Sibling relationships are the longest lasting in most people’s lives. Allowing these to wither for children often already deprived of parental support is a real injustice to looked after children, and is likely to result in huge costs to society from the impact on life outcomes.
There were about 65 thousand children in care in England in 2010, an increase of 7% on the year before. The best available data on looked after children’s contacts with friends and family is a 2010 survey of over 300 looked after children carried out by the Children’s Rights Director for England, “Keeping in Touch”. Some key points from this survey are that:
81% of looked-after children with brothers or sisters in care had been separated from them
86% of children surveyed thought it very or quite important to keep brothers and sisters in care together. Only 3% thought it didn’t matter if brothers and sisters in care lost contact with each other
The longer a child is looked after, the more likely to be out of touch with brothers and sisters
Children surveyed favoured visiting brothers and sisters as the best way to stay in touch, and felt it important to have activities to do and to be in a welcoming environment when meeting up
The 2011 Ofsted Children’s Care Monitor report reiterates the high level of children in care who are seperated by their siblings and notes that 92% of siblings who have remained together in care contend that this was the right decision for them.
On the basis of these survey results, over 40 thousand children in care will be living apart from a brother or sister. This separation will often be in addition to the breakdown of relationships with parents that frequently occurs for children in care. Separation from siblings arises for a range of reasons: children in care have more siblings than the national average (around 3.4 siblings compared to around 1.4 overall) and foster carers and children’s homes may be unwilling or unable to accommodate all the siblings together; brothers and sisters may be taken into care at different times and so get placed differently; and shortages of local placements may lead to geographical separation.

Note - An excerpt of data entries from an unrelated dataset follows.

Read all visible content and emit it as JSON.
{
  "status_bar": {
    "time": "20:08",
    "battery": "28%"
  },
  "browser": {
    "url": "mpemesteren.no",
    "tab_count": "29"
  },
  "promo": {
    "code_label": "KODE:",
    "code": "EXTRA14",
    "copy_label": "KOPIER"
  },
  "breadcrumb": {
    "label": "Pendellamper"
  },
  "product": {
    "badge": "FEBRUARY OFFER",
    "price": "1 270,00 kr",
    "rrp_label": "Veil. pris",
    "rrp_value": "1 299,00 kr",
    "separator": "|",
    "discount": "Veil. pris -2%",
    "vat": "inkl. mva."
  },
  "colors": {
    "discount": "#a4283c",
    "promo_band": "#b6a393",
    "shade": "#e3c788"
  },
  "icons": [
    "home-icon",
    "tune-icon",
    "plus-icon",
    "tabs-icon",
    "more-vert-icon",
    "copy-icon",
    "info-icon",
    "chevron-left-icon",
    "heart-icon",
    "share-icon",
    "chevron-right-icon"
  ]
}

Our experience is that little priority is given by social services to helping resolve relationship difficulties between siblings, and therefore an initial decision to separate siblings due to such difficulties gets “frozen” and is often not actively reviewed or challenged.
Whilst there is national guidance to local authorities encouraging them to seek to maintain sibling relationships, this is not a statutory mandatory requirement. Over-stretched social work departments are tending to prioritise statutory mandatory child protection work.
Work to support positive sibling contact is greatly needed to secure the emotional and mental health and wellbeing of disadvantaged children and young people by preventing separated siblings from becoming estranged, preserving their identity and safeguarding a family support network which is essential when they leave care and are most at risk and vulnerable.
Click here to download Keeping in Touch, a report by the Children’s Rights Director for England on sibling seperation and contact.
Click here to download the Ofsted 2011 Children’s Care Monitor Report
Click here to listen to Roger Morgan, the Chilren’s Rights Director for England, discuss the Children’s Care Monitor report and sibling seperation on Radio Four’s Today programme.